Isolated Servants in the Bible
I didn’t see this coming. Did you?
I guess I should have.
In recent years I have followed news stories about SARS, MERS, Ebola and the Measles.
And now COVID-19.
In my wildest imagination, I never dreamed I would be limiting my social gatherings to 10 people at once and working online from home out of an abundance of safety.
Apart from the serious impact the coronavirus can have on our physical health, the anxiety and isolation associated with our response is a valid cause for concern.
The Bible is full of examples of the latter. The causes may vary, but God’s servants regularly faced anxiety and isolation. Consider these examples and how they responded:
Job. I know Job wasn’t persecuted in the traditional way. He was not mistreated for his faith in God, or because He had a message to deliver from God. Instead, he was persecuted by his friends! Of course, I am using the word “friends” loosely. At a time when Job had lost almost everything and was suffering physically, some religious guests came to torment him by accusing him of wrongdoing. Job repeatedly declared his innocence and was eventually blessed by God. His guests were rebuked by God. Job teaches us, even the most faithful servants of God will suffer, and we should not presume we know why.
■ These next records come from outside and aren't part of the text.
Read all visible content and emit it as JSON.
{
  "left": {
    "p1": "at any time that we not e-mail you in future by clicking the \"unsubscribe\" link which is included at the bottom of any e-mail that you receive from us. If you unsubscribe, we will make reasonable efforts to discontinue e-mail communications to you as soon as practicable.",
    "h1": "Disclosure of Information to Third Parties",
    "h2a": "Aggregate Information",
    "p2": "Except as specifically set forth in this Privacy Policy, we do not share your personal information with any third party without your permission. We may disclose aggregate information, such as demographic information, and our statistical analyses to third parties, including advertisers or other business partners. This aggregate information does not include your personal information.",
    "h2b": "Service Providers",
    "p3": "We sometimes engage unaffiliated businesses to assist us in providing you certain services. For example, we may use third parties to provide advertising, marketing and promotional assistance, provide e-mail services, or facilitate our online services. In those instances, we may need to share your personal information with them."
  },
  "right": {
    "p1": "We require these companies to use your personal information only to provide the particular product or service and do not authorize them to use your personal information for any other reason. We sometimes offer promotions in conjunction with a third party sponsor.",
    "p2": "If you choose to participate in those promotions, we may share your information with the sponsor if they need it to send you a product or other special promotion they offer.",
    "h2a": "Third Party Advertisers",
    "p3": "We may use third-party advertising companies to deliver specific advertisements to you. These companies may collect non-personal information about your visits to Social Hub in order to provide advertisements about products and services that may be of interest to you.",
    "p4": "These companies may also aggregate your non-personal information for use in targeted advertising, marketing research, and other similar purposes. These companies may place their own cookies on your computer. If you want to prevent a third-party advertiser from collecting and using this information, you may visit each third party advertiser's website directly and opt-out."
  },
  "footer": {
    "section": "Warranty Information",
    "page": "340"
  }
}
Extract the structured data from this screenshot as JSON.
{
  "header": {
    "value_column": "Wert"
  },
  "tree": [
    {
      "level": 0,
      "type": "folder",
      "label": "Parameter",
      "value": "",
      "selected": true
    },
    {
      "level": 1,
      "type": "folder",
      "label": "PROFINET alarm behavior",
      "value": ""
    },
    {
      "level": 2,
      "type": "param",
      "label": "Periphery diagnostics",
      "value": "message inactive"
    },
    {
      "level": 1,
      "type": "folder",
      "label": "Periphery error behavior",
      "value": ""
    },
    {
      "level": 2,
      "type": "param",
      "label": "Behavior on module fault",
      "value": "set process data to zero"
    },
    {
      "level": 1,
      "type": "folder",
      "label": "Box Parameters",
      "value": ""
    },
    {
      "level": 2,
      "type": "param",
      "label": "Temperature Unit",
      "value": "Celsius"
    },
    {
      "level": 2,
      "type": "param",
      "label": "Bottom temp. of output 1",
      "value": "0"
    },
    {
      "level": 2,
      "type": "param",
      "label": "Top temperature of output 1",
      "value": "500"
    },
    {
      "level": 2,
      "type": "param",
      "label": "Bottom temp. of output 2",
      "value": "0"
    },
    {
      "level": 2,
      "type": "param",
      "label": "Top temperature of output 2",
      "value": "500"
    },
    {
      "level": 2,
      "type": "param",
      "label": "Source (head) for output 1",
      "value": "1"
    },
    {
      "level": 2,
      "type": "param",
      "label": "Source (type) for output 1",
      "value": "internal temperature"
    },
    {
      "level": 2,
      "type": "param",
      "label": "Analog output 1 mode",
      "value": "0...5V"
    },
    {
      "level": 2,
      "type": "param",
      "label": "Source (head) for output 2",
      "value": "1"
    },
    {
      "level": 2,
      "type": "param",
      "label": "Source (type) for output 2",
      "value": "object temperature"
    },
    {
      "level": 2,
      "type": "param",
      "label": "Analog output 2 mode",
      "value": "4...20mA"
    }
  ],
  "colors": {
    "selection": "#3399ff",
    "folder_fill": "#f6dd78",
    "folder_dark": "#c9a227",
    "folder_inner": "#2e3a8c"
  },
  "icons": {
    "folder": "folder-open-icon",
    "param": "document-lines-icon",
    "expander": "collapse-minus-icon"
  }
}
Joseph was tragically separated from his father Jacob through the treacherous actions of his brothers, who sold him into slavery. Later, he was falsely accused, imprisoned, lied to and abandoned. Eventually, God raised Joseph up to a place of prominence and used him to save others from starvation. How isolated Joseph must have felt in a strange land where one wrong move could cost him his life. Yet, God used Joseph to set the stage for the migration of Jacob’s (Israel) household to the land of Egypt. Over the next 400 years, Jacob’s descendants were reduced to slavery, but through this unfortunate period of hardship they were fashioned into a nation.
Jeremiah was a persecuted prophet. Once, he was beaten and put in stocks at the Upper Gate of Benjamin (Jeremiah 20:2). Jeremiah resented his treatment and considered going on strike as a prophet. But he knew, if he did, the Word of God would burn in his heart and he would be unable to hold it in (Jeremiah 20:9). Jeremiah teaches us it is normal, even for a faithful servant, to be angry about the sacrifices God might ask him to make. He also shows us how our sense of calling pushes us onward, as the thought of denying what God has put in us is more painful than acting on our convictions.
Finally, we come to Isaiah, also known as the “suffering servant.” Isaiah is significant, not just because he was willing to suffer anxiety and isolation to fulfill his ministry, but also because he is a foreshadowing of Christ. “He was oppressed and afflicted, yet he did not open his mouth; he was led like a lamb to the slaughter, and as a sheep before her shearers is silent, so he did not open his mouth” (Isaiah 53:7). Certainly, no one was ever so isolated as Jesus when he cried out from the cross, “My God, My God, why have you forsaken me?”
I am not suggesting the faithful life is a long, dreadful journey of anxiety and isolation. Some callings are more hazardous than others. But we should also not be surprised when these things occur, or when God uses such seasons to do His greatest work. In those moments when we can’t feel God’s presence or see His hand move, He might be doing His greatest work.
For now, the coronavirus situation has left us disoriented, and perhaps anxious and isolated. We might wonder what God is thinking, allowing us to experience so many trials at once. What possible good is there to be gained?
I must admit, I have some similar questions. But I have learned this is a time for building endurance, loving my neighbor and trusting God with things over which I have no control.
There are some things God can only teach us through our trials.
And to be honest, I know a lot of people who have been enduring more than the coronavirus for a very long time.
Perhaps, I just need to watch, listen and learn.
At the present, there isn’t much else I can do.